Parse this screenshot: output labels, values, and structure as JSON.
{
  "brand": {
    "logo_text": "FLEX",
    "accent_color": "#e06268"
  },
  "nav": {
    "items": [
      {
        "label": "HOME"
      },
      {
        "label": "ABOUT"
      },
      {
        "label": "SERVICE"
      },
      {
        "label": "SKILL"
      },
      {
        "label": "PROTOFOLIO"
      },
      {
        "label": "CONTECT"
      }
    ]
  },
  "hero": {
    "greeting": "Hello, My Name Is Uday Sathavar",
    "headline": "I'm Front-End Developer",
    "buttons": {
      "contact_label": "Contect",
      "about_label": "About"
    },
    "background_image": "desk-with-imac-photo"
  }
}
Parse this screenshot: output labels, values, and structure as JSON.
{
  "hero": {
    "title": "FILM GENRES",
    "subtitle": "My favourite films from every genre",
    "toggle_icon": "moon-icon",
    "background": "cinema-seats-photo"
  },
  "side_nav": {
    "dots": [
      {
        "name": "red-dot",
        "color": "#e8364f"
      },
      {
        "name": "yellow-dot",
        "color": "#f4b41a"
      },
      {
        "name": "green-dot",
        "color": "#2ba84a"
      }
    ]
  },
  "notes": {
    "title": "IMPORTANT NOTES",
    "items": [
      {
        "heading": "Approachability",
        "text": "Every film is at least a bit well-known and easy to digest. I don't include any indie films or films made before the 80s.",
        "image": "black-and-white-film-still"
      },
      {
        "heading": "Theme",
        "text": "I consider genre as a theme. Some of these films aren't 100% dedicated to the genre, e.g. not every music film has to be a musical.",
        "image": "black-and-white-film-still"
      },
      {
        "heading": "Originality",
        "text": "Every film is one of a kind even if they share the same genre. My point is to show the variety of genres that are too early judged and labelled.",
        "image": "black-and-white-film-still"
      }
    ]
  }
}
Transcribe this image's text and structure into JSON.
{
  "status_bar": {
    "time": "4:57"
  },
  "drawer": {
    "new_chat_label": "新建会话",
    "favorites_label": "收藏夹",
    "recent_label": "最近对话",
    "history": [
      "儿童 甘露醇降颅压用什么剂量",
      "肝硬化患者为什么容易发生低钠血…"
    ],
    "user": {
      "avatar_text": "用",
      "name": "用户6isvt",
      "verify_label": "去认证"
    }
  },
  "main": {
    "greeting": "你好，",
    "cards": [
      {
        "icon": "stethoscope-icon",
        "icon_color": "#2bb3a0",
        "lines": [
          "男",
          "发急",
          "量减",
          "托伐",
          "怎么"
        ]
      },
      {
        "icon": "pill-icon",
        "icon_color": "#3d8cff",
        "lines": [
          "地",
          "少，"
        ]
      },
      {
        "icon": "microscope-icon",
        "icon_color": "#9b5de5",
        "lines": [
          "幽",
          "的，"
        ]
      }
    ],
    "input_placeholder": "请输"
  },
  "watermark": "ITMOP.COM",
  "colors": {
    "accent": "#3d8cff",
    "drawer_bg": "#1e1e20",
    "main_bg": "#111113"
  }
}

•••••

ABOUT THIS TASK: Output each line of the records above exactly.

SOLUTION:
Parse this screenshot: output labels, values, and structure as JSON.
{
  "brand": {
    "logo_text": "FLEX",
    "accent_color": "#e06268"
  },
  "nav": {
    "items": [
      {
        "label": "HOME"
      },
      {
        "label": "ABOUT"
      },
      {
        "label": "SERVICE"
      },
      {
        "label": "SKILL"
      },
      {
        "label": "PROTOFOLIO"
      },
      {
        "label": "CONTECT"
      }
    ]
  },
  "hero": {
    "greeting": "Hello, My Name Is Uday Sathavar",
    "headline": "I'm Front-End Developer",
    "buttons": {
      "contact_label": "Contect",
      "about_label": "About"
    },
    "background_image": "desk-with-imac-photo"
  }
}
Parse this screenshot: output labels, values, and structure as JSON.
{
  "hero": {
    "title": "FILM GENRES",
    "subtitle": "My favourite films from every genre",
    "toggle_icon": "moon-icon",
    "background": "cinema-seats-photo"
  },
  "side_nav": {
    "dots": [
      {
        "name": "red-dot",
        "color": "#e8364f"
      },
      {
        "name": "yellow-dot",
        "color": "#f4b41a"
      },
      {
        "name": "green-dot",
        "color": "#2ba84a"
      }
    ]
  },
  "notes": {
    "title": "IMPORTANT NOTES",
    "items": [
      {
        "heading": "Approachability",
        "text": "Every film is at least a bit well-known and easy to digest. I don't include any indie films or films made before the 80s.",
        "image": "black-and-white-film-still"
      },
      {
        "heading": "Theme",
        "text": "I consider genre as a theme. Some of these films aren't 100% dedicated to the genre, e.g. not every music film has to be a musical.",
        "image": "black-and-white-film-still"
      },
      {
        "heading": "Originality",
        "text": "Every film is one of a kind even if they share the same genre. My point is to show the variety of genres that are too early judged and labelled.",
        "image": "black-and-white-film-still"
      }
    ]
  }
}
Transcribe this image's text and structure into JSON.
{
  "status_bar": {
    "time": "4:57"
  },
  "drawer": {
    "new_chat_label": "新建会话",
    "favorites_label": "收藏夹",
    "recent_label": "最近对话",
    "history": [
      "儿童 甘露醇降颅压用什么剂量",
      "肝硬化患者为什么容易发生低钠血…"
    ],
    "user": {
      "avatar_text": "用",
      "name": "用户6isvt",
      "verify_label": "去认证"
    }
  },
  "main": {
    "greeting": "你好，",
    "cards": [
      {
        "icon": "stethoscope-icon",
        "icon_color": "#2bb3a0",
        "lines": [
          "男",
          "发急",
          "量减",
          "托伐",
          "怎么"
        ]
      },
      {
        "icon": "pill-icon",
        "icon_color": "#3d8cff",
        "lines": [
          "地",
          "少，"
        ]
      },
      {
        "icon": "microscope-icon",
        "icon_color": "#9b5de5",
        "lines": [
          "幽",
          "的，"
        ]
      }
    ],
    "input_placeholder": "请输"
  },
  "watermark": "ITMOP.COM",
  "colors": {
    "accent": "#3d8cff",
    "drawer_bg": "#1e1e20",
    "main_bg": "#111113"
  }
}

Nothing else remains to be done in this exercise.